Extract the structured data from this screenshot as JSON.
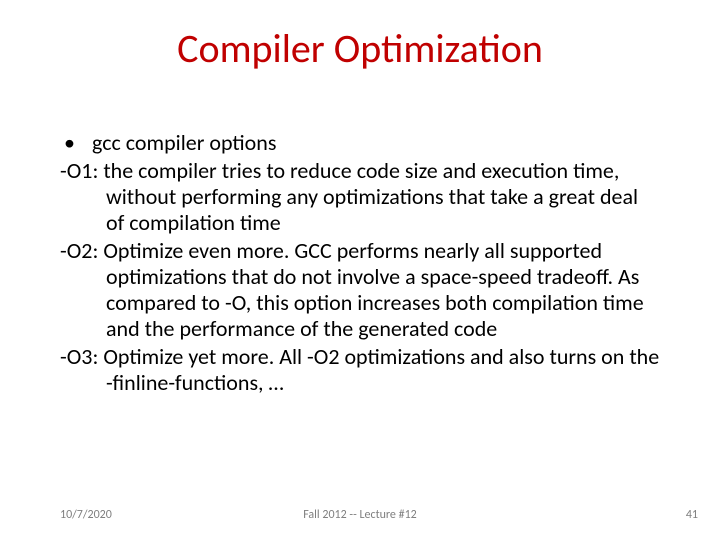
{
  "title": "Compiler Optimization",
  "body": {
    "bullet1": "gcc compiler options",
    "o1": "-O1: the compiler tries to reduce code size and execution time, without performing any optimizations that take a great deal of compilation time",
    "o2": "-O2: Optimize even more. GCC performs nearly all supported optimizations that do not involve a space-speed tradeoff. As compared to -O, this option increases both compilation time and the performance of the generated code",
    "o3": "-O3: Optimize yet more. All -O2 optimizations and also turns on the -finline-functions, …"
  },
  "footer": {
    "date": "10/7/2020",
    "center": "Fall 2012 -- Lecture #12",
    "page": "41"
  }
}
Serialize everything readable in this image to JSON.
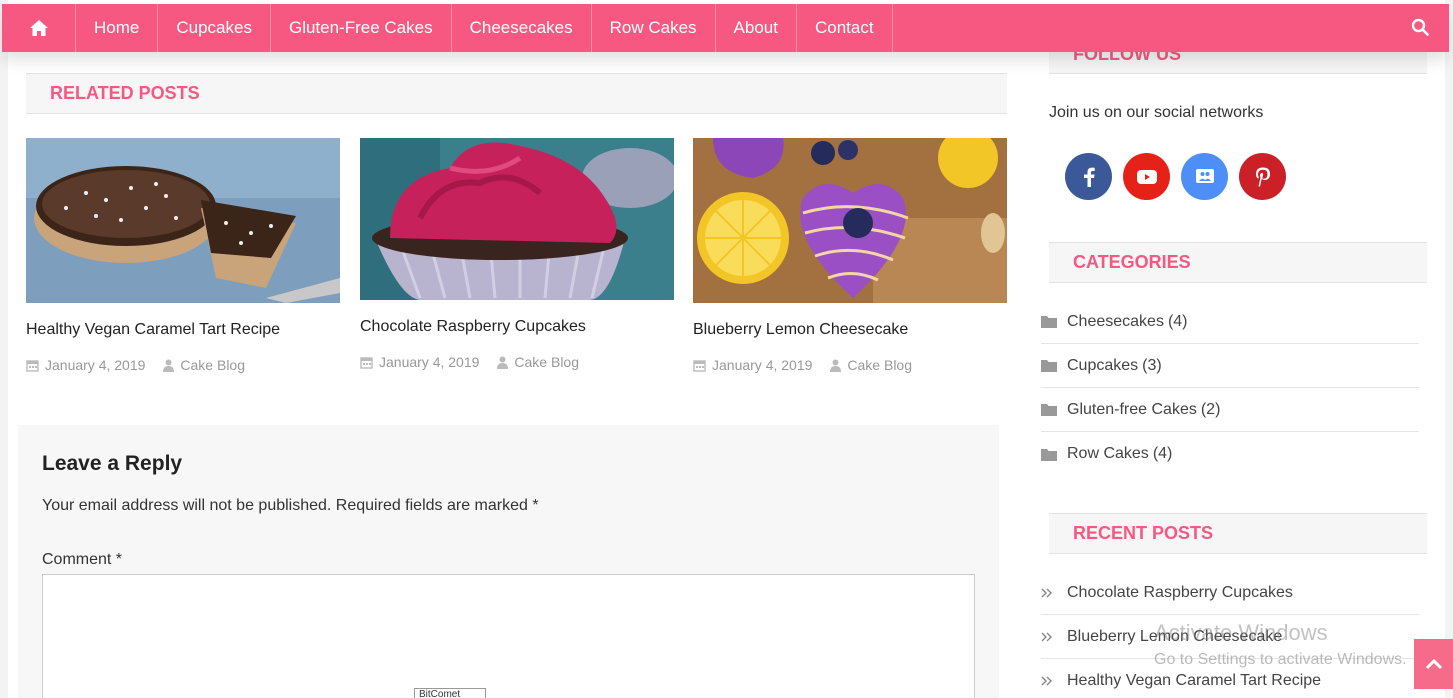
{
  "nav": {
    "home_icon": "home-icon",
    "items": [
      "Home",
      "Cupcakes",
      "Gluten-Free Cakes",
      "Cheesecakes",
      "Row Cakes",
      "About",
      "Contact"
    ],
    "search_icon": "search-icon"
  },
  "colors": {
    "accent": "#f65882",
    "facebook": "#3b5998",
    "youtube": "#e62117",
    "google": "#4e8ef7",
    "pinterest": "#cb2027"
  },
  "related": {
    "title": "RELATED POSTS",
    "posts": [
      {
        "title": "Healthy Vegan Caramel Tart Recipe",
        "date": "January 4, 2019",
        "author": "Cake Blog"
      },
      {
        "title": "Chocolate Raspberry Cupcakes",
        "date": "January 4, 2019",
        "author": "Cake Blog"
      },
      {
        "title": "Blueberry Lemon Cheesecake",
        "date": "January 4, 2019",
        "author": "Cake Blog"
      }
    ]
  },
  "reply": {
    "title": "Leave a Reply",
    "notice": "Your email address will not be published. Required fields are marked *",
    "comment_label": "Comment *",
    "comment_value": ""
  },
  "bitcomet": "BitComet",
  "sidebar": {
    "follow_title": "FOLLOW US",
    "follow_text": "Join us on our social networks",
    "social_icons": [
      "facebook-icon",
      "youtube-icon",
      "google-icon",
      "pinterest-icon"
    ],
    "categories_title": "CATEGORIES",
    "categories": [
      {
        "name": "Cheesecakes",
        "count": "(4)"
      },
      {
        "name": "Cupcakes",
        "count": "(3)"
      },
      {
        "name": "Gluten-free Cakes",
        "count": "(2)"
      },
      {
        "name": "Row Cakes",
        "count": "(4)"
      }
    ],
    "recent_title": "RECENT POSTS",
    "recent": [
      "Chocolate Raspberry Cupcakes",
      "Blueberry Lemon Cheesecake",
      "Healthy Vegan Caramel Tart Recipe"
    ]
  },
  "watermark": {
    "line1": "Activate Windows",
    "line2": "Go to Settings to activate Windows."
  }
}
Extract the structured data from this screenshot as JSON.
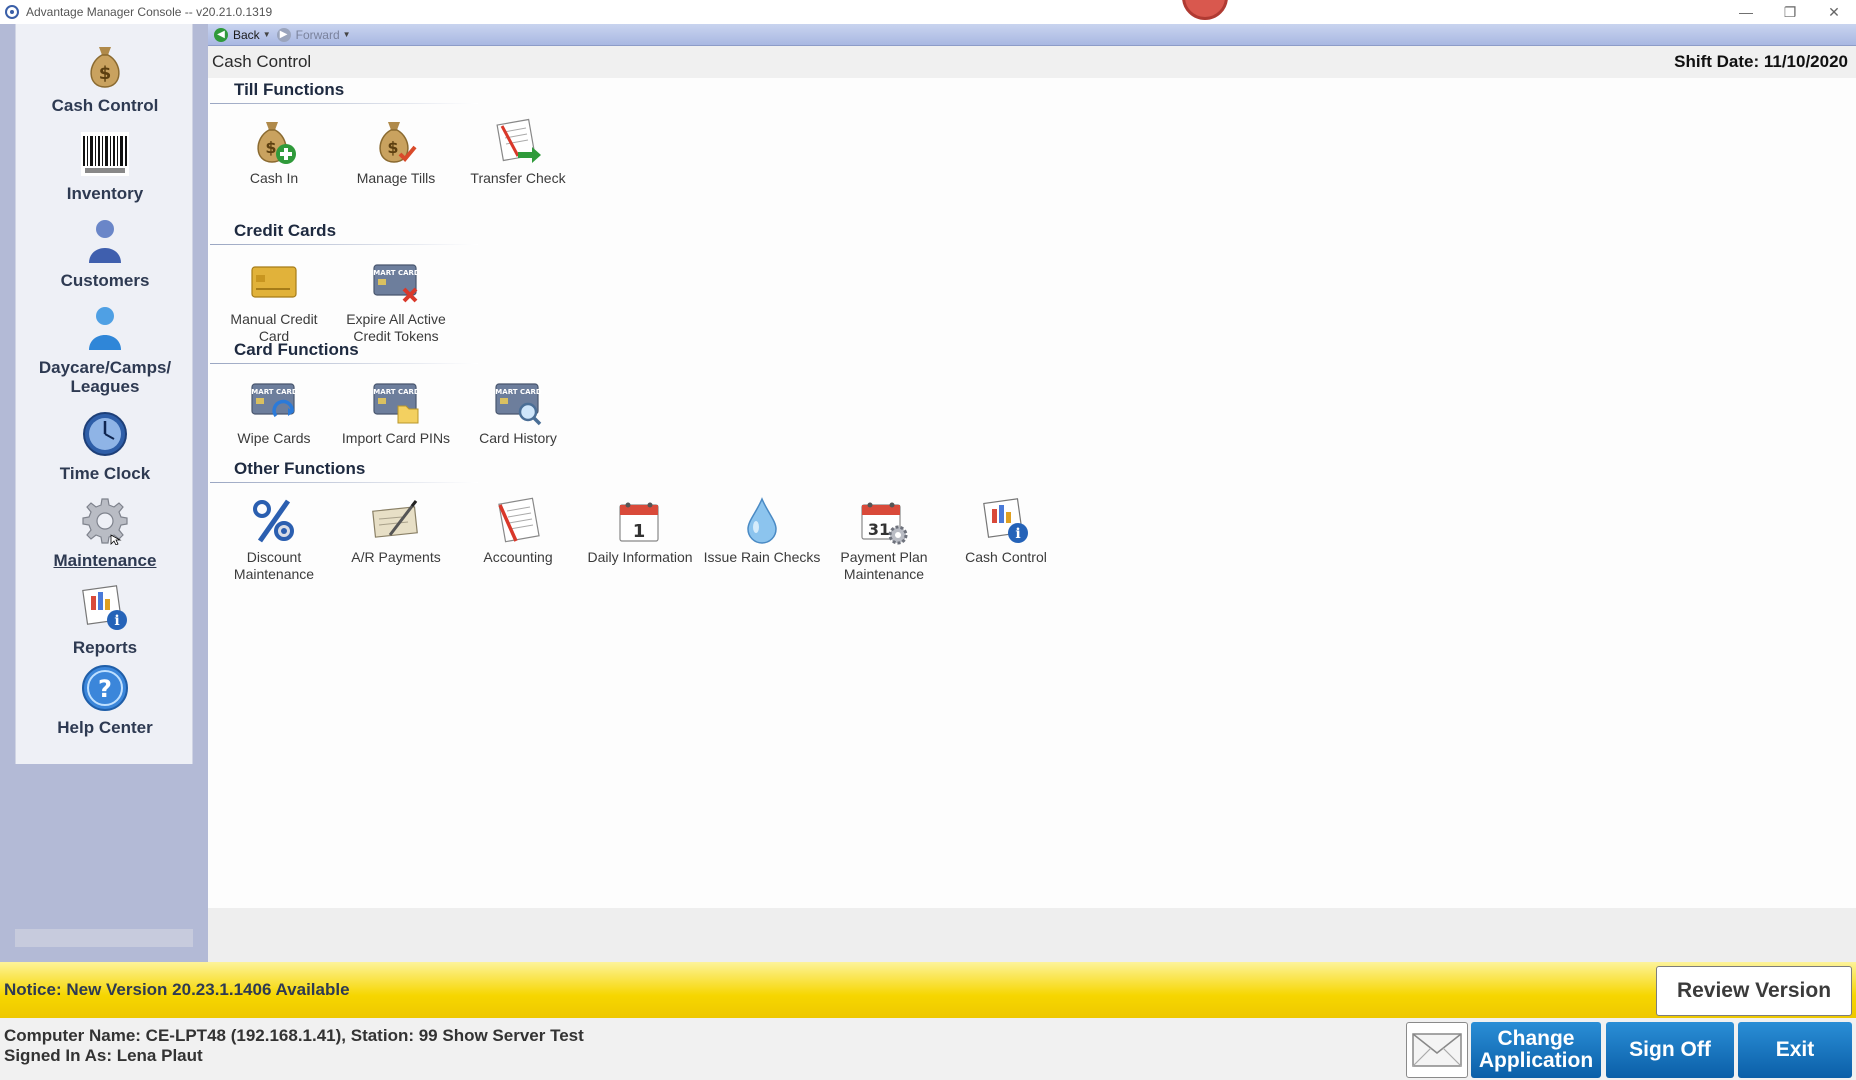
{
  "window": {
    "title": "Advantage Manager Console -- v20.21.0.1319",
    "controls": [
      "—",
      "❐",
      "✕"
    ]
  },
  "sidebar": {
    "items": [
      {
        "label": "Cash Control",
        "icon": "money-bag-icon"
      },
      {
        "label": "Inventory",
        "icon": "barcode-icon"
      },
      {
        "label": "Customers",
        "icon": "person-icon"
      },
      {
        "label": "Daycare/Camps/ Leagues",
        "icon": "person-blue-icon"
      },
      {
        "label": "Time Clock",
        "icon": "clock-icon"
      },
      {
        "label": "Maintenance",
        "icon": "gear-icon"
      },
      {
        "label": "Reports",
        "icon": "report-icon"
      },
      {
        "label": "Help Center",
        "icon": "help-icon"
      }
    ]
  },
  "navbar": {
    "back_label": "Back",
    "forward_label": "Forward"
  },
  "page": {
    "title": "Cash Control",
    "shift_date": "Shift Date: 11/10/2020"
  },
  "sections": [
    {
      "title": "Till Functions",
      "tiles": [
        {
          "label": "Cash In",
          "icon": "money-bag-plus-icon"
        },
        {
          "label": "Manage Tills",
          "icon": "money-bag-check-icon"
        },
        {
          "label": "Transfer Check",
          "icon": "check-transfer-icon"
        }
      ]
    },
    {
      "title": "Credit Cards",
      "tiles": [
        {
          "label": "Manual Credit Card",
          "icon": "credit-card-icon"
        },
        {
          "label": "Expire All Active Credit Tokens",
          "icon": "card-expire-icon"
        }
      ]
    },
    {
      "title": "Card Functions",
      "tiles": [
        {
          "label": "Wipe Cards",
          "icon": "card-wipe-icon"
        },
        {
          "label": "Import Card PINs",
          "icon": "card-import-icon"
        },
        {
          "label": "Card History",
          "icon": "card-history-icon"
        }
      ]
    },
    {
      "title": "Other Functions",
      "tiles": [
        {
          "label": "Discount Maintenance",
          "icon": "percent-icon"
        },
        {
          "label": "A/R Payments",
          "icon": "check-pen-icon"
        },
        {
          "label": "Accounting",
          "icon": "ledger-icon"
        },
        {
          "label": "Daily Information",
          "icon": "calendar-icon"
        },
        {
          "label": "Issue Rain Checks",
          "icon": "raindrop-icon"
        },
        {
          "label": "Payment Plan Maintenance",
          "icon": "calendar-gear-icon"
        },
        {
          "label": "Cash Control",
          "icon": "report-icon"
        }
      ]
    }
  ],
  "calendar_digits": {
    "daily": "1",
    "payment_plan": "31"
  },
  "card_text": "SMART CARD",
  "notice": {
    "text": "Notice: New Version 20.23.1.1406 Available",
    "review_label": "Review Version"
  },
  "status": {
    "computer_line": "Computer Name: CE-LPT48 (192.168.1.41), Station: 99 Show Server Test",
    "user_line": "Signed In As: Lena Plaut"
  },
  "actions": {
    "change_app_label": "Change Application",
    "sign_off_label": "Sign Off",
    "exit_label": "Exit"
  },
  "colors": {
    "accent_blue": "#0b5fa8",
    "notice_yellow": "#f6d600",
    "sidebar_bg": "#b3bad6"
  }
}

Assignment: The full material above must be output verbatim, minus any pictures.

Result:
Extract the structured data from this screenshot as JSON.
{
  "title": "Compiler Optimization",
  "body": {
    "bullet1": "gcc compiler options",
    "o1": "-O1: the compiler tries to reduce code size and execution time, without performing any optimizations that take a great deal of compilation time",
    "o2": "-O2: Optimize even more. GCC performs nearly all supported optimizations that do not involve a space-speed tradeoff. As compared to -O, this option increases both compilation time and the performance of the generated code",
    "o3": "-O3: Optimize yet more. All -O2 optimizations and also turns on the -finline-functions, …"
  },
  "footer": {
    "date": "10/7/2020",
    "center": "Fall 2012 -- Lecture #12",
    "page": "41"
  }
}
Serialize everything readable in this image to JSON.
{
  "nav": {
    "home_icon": "home-icon",
    "items": [
      "Home",
      "Cupcakes",
      "Gluten-Free Cakes",
      "Cheesecakes",
      "Row Cakes",
      "About",
      "Contact"
    ],
    "search_icon": "search-icon"
  },
  "colors": {
    "accent": "#f65882",
    "facebook": "#3b5998",
    "youtube": "#e62117",
    "google": "#4e8ef7",
    "pinterest": "#cb2027"
  },
  "related": {
    "title": "RELATED POSTS",
    "posts": [
      {
        "title": "Healthy Vegan Caramel Tart Recipe",
        "date": "January 4, 2019",
        "author": "Cake Blog"
      },
      {
        "title": "Chocolate Raspberry Cupcakes",
        "date": "January 4, 2019",
        "author": "Cake Blog"
      },
      {
        "title": "Blueberry Lemon Cheesecake",
        "date": "January 4, 2019",
        "author": "Cake Blog"
      }
    ]
  },
  "reply": {
    "title": "Leave a Reply",
    "notice": "Your email address will not be published. Required fields are marked *",
    "comment_label": "Comment *",
    "comment_value": ""
  },
  "bitcomet": "BitComet",
  "sidebar": {
    "follow_title": "FOLLOW US",
    "follow_text": "Join us on our social networks",
    "social_icons": [
      "facebook-icon",
      "youtube-icon",
      "google-icon",
      "pinterest-icon"
    ],
    "categories_title": "CATEGORIES",
    "categories": [
      {
        "name": "Cheesecakes",
        "count": "(4)"
      },
      {
        "name": "Cupcakes",
        "count": "(3)"
      },
      {
        "name": "Gluten-free Cakes",
        "count": "(2)"
      },
      {
        "name": "Row Cakes",
        "count": "(4)"
      }
    ],
    "recent_title": "RECENT POSTS",
    "recent": [
      "Chocolate Raspberry Cupcakes",
      "Blueberry Lemon Cheesecake",
      "Healthy Vegan Caramel Tart Recipe"
    ]
  },
  "watermark": {
    "line1": "Activate Windows",
    "line2": "Go to Settings to activate Windows."
  }
}
Extract the structured data from this screenshot as JSON.
{
  "window": {
    "title": "Advantage Manager Console -- v20.21.0.1319",
    "controls": [
      "—",
      "❐",
      "✕"
    ]
  },
  "sidebar": {
    "items": [
      {
        "label": "Cash Control",
        "icon": "money-bag-icon"
      },
      {
        "label": "Inventory",
        "icon": "barcode-icon"
      },
      {
        "label": "Customers",
        "icon": "person-icon"
      },
      {
        "label": "Daycare/Camps/ Leagues",
        "icon": "person-blue-icon"
      },
      {
        "label": "Time Clock",
        "icon": "clock-icon"
      },
      {
        "label": "Maintenance",
        "icon": "gear-icon"
      },
      {
        "label": "Reports",
        "icon": "report-icon"
      },
      {
        "label": "Help Center",
        "icon": "help-icon"
      }
    ]
  },
  "navbar": {
    "back_label": "Back",
    "forward_label": "Forward"
  },
  "page": {
    "title": "Cash Control",
    "shift_date": "Shift Date: 11/10/2020"
  },
  "sections": [
    {
      "title": "Till Functions",
      "tiles": [
        {
          "label": "Cash In",
          "icon": "money-bag-plus-icon"
        },
        {
          "label": "Manage Tills",
          "icon": "money-bag-check-icon"
        },
        {
          "label": "Transfer Check",
          "icon": "check-transfer-icon"
        }
      ]
    },
    {
      "title": "Credit Cards",
      "tiles": [
        {
          "label": "Manual Credit Card",
          "icon": "credit-card-icon"
        },
        {
          "label": "Expire All Active Credit Tokens",
          "icon": "card-expire-icon"
        }
      ]
    },
    {
      "title": "Card Functions",
      "tiles": [
        {
          "label": "Wipe Cards",
          "icon": "card-wipe-icon"
        },
        {
          "label": "Import Card PINs",
          "icon": "card-import-icon"
        },
        {
          "label": "Card History",
          "icon": "card-history-icon"
        }
      ]
    },
    {
      "title": "Other Functions",
      "tiles": [
        {
          "label": "Discount Maintenance",
          "icon": "percent-icon"
        },
        {
          "label": "A/R Payments",
          "icon": "check-pen-icon"
        },
        {
          "label": "Accounting",
          "icon": "ledger-icon"
        },
        {
          "label": "Daily Information",
          "icon": "calendar-icon"
        },
        {
          "label": "Issue Rain Checks",
          "icon": "raindrop-icon"
        },
        {
          "label": "Payment Plan Maintenance",
          "icon": "calendar-gear-icon"
        },
        {
          "label": "Cash Control",
          "icon": "report-icon"
        }
      ]
    }
  ],
  "calendar_digits": {
    "daily": "1",
    "payment_plan": "31"
  },
  "card_text": "SMART CARD",
  "notice": {
    "text": "Notice: New Version 20.23.1.1406 Available",
    "review_label": "Review Version"
  },
  "status": {
    "computer_line": "Computer Name: CE-LPT48 (192.168.1.41), Station: 99 Show Server Test",
    "user_line": "Signed In As: Lena Plaut"
  },
  "actions": {
    "change_app_label": "Change Application",
    "sign_off_label": "Sign Off",
    "exit_label": "Exit"
  },
  "colors": {
    "accent_blue": "#0b5fa8",
    "notice_yellow": "#f6d600",
    "sidebar_bg": "#b3bad6"
  }
}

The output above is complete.